Touring can be tricky for bands who haven’t found an audience. A solid national tour can help a band connect with new listeners, garner good press, and develop important connections with other musicians. But for some artists, sticking to shorter tours within the region of their hometown is a better option. If you’re not sure whether you should be touring regionally or nationally, here are five things to consider:
If you and your bandmates are broke, embarking on a month-long national tour is probably not a good call. We don’t think about this much as musicians, but touring is risky. Bands on tour have to deal with things like their vans breaking down or their equipment getting stolen all the time. Not having the resources to deal with any problems that might crop up on tour could spell doom for your band. If you can’t afford a long national tour, consider staying closer to home.
The music you’re promoting
If you haven’t released new music in a while, devoting the time and resources it takes to tour nationally is probably not worth your time. You can always develop new material at shows in your hometown or in your region. Unless your band is doing exceptionally well, touring is probably not going to be something that pays you very much––if you do well enough to break even in the first place. Your band runs the risk of burning out if you tour too much, so save the long national efforts for when you’re promoting something new.
Lots of bands start touring with no strategy or goals for their music. If this is you, turn the van around and head home. You’ve got a lot you need to talk about before you waste your money and time on the road. The touring strategy you should develop takes things into account like trying to play in the cities that are listening to your music the most, miles between shows, and the goals you have for your music. Talking about this will help you decide whether you want to tour regionally or nationally.
Your geographic location

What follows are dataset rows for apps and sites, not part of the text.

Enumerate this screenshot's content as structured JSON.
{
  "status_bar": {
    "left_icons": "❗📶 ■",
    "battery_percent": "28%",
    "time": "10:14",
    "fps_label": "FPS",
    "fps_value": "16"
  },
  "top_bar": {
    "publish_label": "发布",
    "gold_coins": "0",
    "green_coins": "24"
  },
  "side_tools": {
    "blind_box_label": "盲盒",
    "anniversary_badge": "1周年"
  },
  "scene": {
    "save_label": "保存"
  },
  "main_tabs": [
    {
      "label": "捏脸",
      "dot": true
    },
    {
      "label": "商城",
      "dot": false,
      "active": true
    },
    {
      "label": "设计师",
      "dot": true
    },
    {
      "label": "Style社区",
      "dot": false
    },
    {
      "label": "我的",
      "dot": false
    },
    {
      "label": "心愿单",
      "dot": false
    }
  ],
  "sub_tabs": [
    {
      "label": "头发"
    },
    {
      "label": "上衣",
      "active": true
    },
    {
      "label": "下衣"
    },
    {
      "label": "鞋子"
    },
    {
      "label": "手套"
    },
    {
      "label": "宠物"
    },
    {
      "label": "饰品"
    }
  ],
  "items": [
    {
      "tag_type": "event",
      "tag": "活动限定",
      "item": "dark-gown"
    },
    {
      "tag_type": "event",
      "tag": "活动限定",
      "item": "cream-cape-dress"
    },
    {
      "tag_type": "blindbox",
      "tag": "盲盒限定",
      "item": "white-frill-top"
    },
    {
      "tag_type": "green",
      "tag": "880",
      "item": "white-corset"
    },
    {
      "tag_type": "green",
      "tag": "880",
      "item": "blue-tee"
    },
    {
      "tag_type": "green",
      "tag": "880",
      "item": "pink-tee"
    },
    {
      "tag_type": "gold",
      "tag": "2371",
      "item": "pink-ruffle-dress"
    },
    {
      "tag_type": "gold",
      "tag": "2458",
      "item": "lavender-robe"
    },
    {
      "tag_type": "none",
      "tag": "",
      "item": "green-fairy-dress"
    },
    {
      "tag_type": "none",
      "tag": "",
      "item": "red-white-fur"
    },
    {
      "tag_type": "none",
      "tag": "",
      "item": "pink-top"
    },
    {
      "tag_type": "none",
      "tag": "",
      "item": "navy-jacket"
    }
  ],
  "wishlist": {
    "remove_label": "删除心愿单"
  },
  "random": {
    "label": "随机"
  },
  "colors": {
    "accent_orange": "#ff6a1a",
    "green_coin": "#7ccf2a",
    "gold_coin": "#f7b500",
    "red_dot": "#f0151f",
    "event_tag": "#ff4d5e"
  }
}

Depending on where you’re based out of, touring regionally might not be an option. For example, bands on the east coast have dozens of major cities in their region, but those from the midwest are isolated. A week-long tour might be great for a band living in a populated area, but it just won’t work for bands in other regions.
The long game
What’s the bigger picture when it comes to your music? Do you want to find a label or are you just interested in connecting with more listeners? These are important questions to ask when it comes to deciding whether you want to tour regionally or nationally. The long game should always be on your mind because touring without big, meaningful goals just isn’t worth it. Having a conversation about your long-term musical goals will help you decide how and where you want to tour.
Patrick McGuire is a writer, musician and human man. He lives nowhere in particular, creates music under the name Straight White Teeth, and has a great affinity for dogs and putting his hands in his pockets.